## Work required
Check every line of the entries for "Detail", and copy the lines that hold it.

## Excerpted records
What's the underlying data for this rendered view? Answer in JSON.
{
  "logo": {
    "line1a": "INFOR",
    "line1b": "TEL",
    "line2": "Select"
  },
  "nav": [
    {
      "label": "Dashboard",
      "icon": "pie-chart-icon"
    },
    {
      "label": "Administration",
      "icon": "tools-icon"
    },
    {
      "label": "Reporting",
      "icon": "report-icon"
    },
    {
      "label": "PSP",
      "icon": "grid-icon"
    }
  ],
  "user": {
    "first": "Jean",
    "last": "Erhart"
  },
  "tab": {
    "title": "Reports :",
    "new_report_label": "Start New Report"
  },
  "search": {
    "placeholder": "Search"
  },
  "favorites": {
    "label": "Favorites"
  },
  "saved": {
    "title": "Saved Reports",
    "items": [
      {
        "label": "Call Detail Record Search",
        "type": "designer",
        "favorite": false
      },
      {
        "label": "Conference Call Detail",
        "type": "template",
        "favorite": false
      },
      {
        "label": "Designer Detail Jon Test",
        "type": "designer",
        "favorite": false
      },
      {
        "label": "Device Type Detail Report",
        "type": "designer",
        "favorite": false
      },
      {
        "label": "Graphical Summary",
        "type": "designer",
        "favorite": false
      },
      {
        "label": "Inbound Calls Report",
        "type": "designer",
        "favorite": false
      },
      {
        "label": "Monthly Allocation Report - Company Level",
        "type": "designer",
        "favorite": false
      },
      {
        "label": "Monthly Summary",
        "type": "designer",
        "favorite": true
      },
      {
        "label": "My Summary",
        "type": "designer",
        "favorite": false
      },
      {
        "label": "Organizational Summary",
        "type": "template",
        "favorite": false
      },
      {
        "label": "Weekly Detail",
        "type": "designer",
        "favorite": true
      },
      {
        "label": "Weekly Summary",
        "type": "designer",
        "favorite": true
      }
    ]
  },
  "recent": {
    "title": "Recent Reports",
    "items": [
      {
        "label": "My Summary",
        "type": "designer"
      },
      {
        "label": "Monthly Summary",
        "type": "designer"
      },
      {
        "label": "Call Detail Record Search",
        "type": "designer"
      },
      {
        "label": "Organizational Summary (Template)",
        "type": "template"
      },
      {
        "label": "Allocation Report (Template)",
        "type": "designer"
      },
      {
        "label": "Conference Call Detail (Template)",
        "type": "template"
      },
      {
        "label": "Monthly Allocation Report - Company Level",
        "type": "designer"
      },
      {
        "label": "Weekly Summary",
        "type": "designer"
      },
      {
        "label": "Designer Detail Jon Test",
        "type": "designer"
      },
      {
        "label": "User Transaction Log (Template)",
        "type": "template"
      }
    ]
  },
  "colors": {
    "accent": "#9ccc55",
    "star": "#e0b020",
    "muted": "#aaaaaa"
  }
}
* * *
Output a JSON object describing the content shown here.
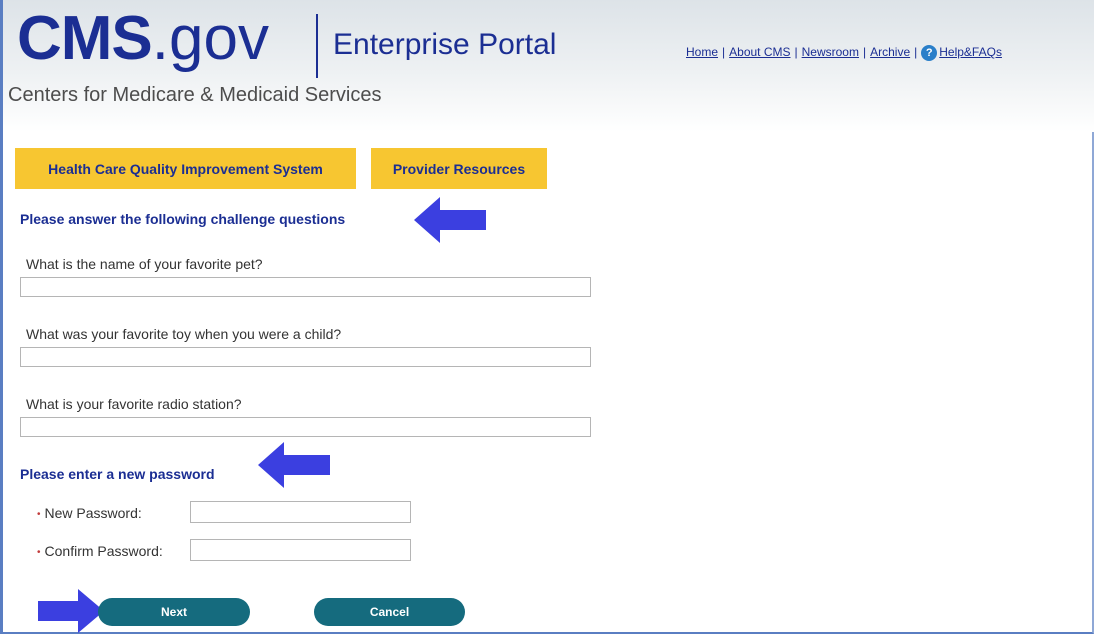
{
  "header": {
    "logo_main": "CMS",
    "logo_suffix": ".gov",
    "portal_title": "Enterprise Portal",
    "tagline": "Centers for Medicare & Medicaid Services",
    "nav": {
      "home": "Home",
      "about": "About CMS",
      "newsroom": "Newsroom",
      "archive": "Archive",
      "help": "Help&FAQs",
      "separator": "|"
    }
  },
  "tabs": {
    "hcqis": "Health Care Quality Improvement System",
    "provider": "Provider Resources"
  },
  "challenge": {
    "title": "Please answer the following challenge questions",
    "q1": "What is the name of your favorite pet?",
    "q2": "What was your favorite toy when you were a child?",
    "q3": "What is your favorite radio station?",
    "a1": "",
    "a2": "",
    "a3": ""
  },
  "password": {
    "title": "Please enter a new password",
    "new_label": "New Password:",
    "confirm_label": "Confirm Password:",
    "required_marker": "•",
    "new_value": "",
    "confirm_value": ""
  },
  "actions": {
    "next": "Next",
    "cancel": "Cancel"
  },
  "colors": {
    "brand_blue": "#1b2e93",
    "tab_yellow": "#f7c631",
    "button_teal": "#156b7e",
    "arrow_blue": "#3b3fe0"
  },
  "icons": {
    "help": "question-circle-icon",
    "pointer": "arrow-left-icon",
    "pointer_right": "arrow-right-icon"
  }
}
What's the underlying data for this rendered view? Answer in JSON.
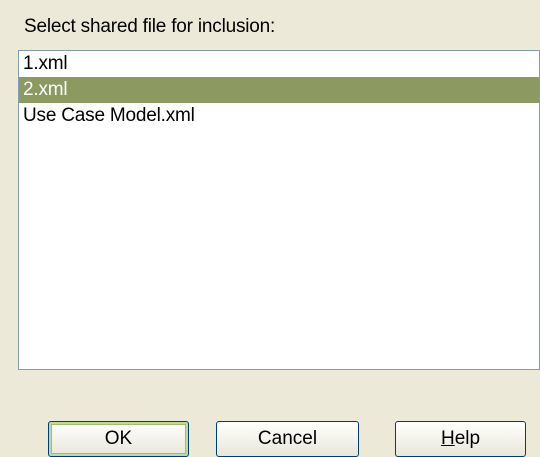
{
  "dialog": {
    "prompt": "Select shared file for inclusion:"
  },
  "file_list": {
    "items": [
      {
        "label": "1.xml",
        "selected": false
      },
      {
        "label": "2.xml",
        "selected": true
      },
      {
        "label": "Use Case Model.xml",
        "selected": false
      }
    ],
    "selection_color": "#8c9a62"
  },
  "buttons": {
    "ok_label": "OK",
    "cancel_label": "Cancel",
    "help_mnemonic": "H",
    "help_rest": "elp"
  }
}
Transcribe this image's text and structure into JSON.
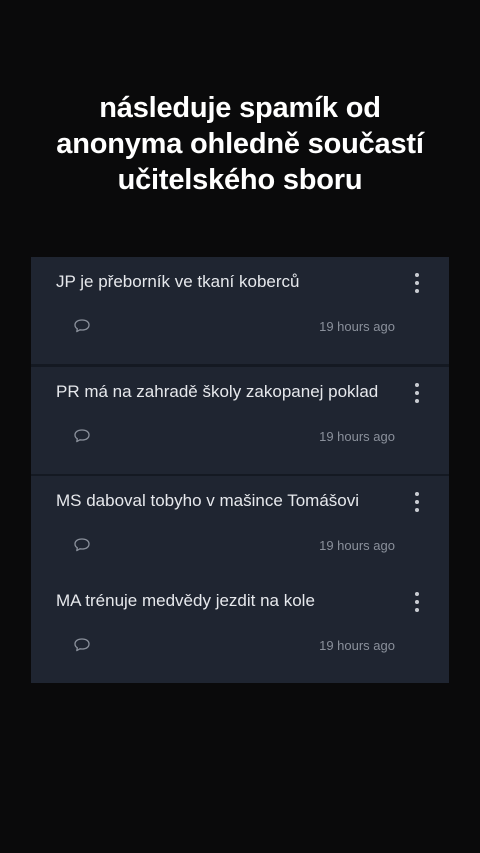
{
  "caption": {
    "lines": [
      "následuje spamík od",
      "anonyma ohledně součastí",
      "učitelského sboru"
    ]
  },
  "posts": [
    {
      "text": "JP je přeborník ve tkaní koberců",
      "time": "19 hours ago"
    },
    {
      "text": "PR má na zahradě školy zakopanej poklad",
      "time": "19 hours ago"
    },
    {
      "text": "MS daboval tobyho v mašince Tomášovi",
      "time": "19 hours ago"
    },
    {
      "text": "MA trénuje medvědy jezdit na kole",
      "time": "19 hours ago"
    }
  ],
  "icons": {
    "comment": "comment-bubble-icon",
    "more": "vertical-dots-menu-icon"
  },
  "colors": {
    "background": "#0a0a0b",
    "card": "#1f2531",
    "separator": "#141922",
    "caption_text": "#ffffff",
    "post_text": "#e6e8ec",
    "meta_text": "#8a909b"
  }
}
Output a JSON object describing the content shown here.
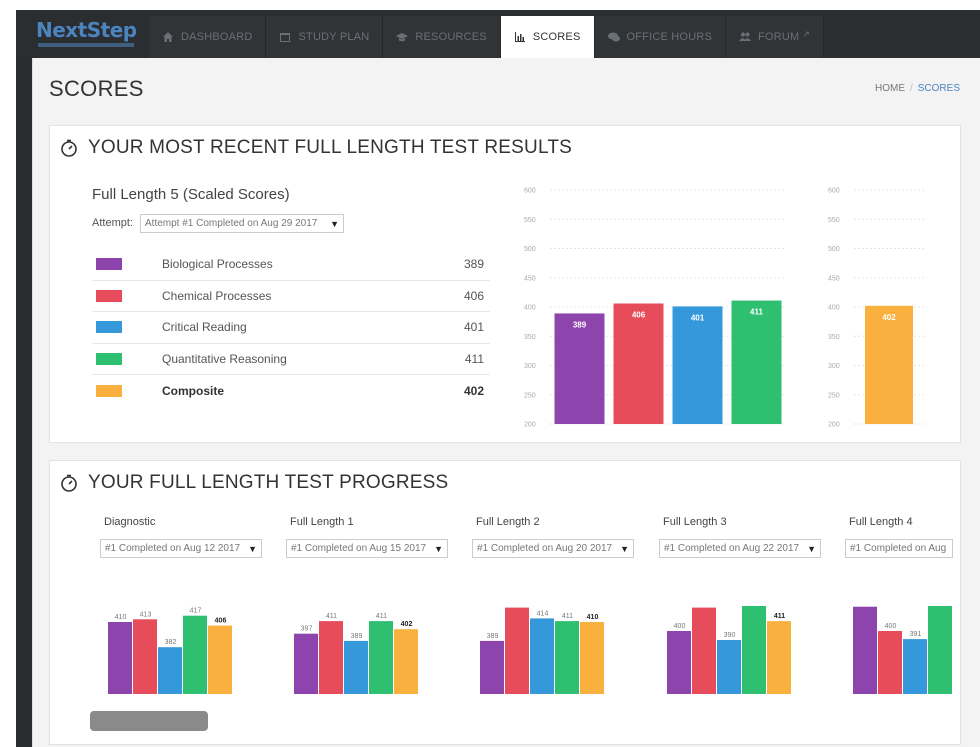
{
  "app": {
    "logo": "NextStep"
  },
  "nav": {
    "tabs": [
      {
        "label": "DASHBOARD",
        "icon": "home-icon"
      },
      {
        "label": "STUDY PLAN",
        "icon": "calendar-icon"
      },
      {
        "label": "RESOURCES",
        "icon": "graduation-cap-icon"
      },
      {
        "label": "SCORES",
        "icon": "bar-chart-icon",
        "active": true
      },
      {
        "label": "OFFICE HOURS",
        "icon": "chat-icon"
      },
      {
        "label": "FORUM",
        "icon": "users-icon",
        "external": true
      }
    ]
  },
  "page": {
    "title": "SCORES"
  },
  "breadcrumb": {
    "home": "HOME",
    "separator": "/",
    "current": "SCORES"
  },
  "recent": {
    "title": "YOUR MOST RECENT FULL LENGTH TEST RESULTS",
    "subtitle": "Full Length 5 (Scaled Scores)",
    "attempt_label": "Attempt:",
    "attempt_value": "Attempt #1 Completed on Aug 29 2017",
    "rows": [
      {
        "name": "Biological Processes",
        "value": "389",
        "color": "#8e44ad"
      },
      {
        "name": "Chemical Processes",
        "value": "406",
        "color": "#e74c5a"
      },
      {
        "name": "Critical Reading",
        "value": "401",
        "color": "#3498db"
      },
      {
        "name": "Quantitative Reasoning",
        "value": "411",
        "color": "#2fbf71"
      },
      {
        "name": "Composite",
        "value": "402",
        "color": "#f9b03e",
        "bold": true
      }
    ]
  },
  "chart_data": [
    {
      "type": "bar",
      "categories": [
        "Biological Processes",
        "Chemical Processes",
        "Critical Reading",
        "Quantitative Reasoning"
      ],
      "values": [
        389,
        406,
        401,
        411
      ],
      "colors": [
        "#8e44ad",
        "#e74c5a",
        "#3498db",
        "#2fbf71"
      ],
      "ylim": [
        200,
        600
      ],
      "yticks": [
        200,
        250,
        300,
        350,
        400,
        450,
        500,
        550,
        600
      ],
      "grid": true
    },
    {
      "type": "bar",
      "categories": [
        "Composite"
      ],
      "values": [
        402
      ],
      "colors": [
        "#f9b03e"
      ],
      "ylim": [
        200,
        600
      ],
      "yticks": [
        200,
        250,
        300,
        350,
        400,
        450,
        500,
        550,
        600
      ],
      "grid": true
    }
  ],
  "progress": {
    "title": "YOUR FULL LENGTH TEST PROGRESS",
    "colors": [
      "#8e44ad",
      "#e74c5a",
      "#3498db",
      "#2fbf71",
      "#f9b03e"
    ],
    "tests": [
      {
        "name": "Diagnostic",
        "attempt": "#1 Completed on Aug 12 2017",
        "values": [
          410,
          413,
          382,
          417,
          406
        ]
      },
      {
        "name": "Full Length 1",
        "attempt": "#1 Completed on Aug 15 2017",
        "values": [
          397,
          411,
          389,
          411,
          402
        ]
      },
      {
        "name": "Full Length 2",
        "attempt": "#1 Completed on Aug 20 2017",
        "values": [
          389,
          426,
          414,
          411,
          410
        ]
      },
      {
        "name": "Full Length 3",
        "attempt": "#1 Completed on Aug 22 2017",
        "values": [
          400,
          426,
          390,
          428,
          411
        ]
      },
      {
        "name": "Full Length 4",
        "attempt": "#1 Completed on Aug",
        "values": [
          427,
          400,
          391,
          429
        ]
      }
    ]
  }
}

## Task answer
        "label": "Call Detail Record Search",
        "label": "Conference Call Detail",
        "label": "Designer Detail Jon Test",
        "label": "Device Type Detail Report",
        "label": "Weekly Detail",
        "label": "Call Detail Record Search",
        "label": "Conference Call Detail (Template)",
        "label": "Designer Detail Jon Test",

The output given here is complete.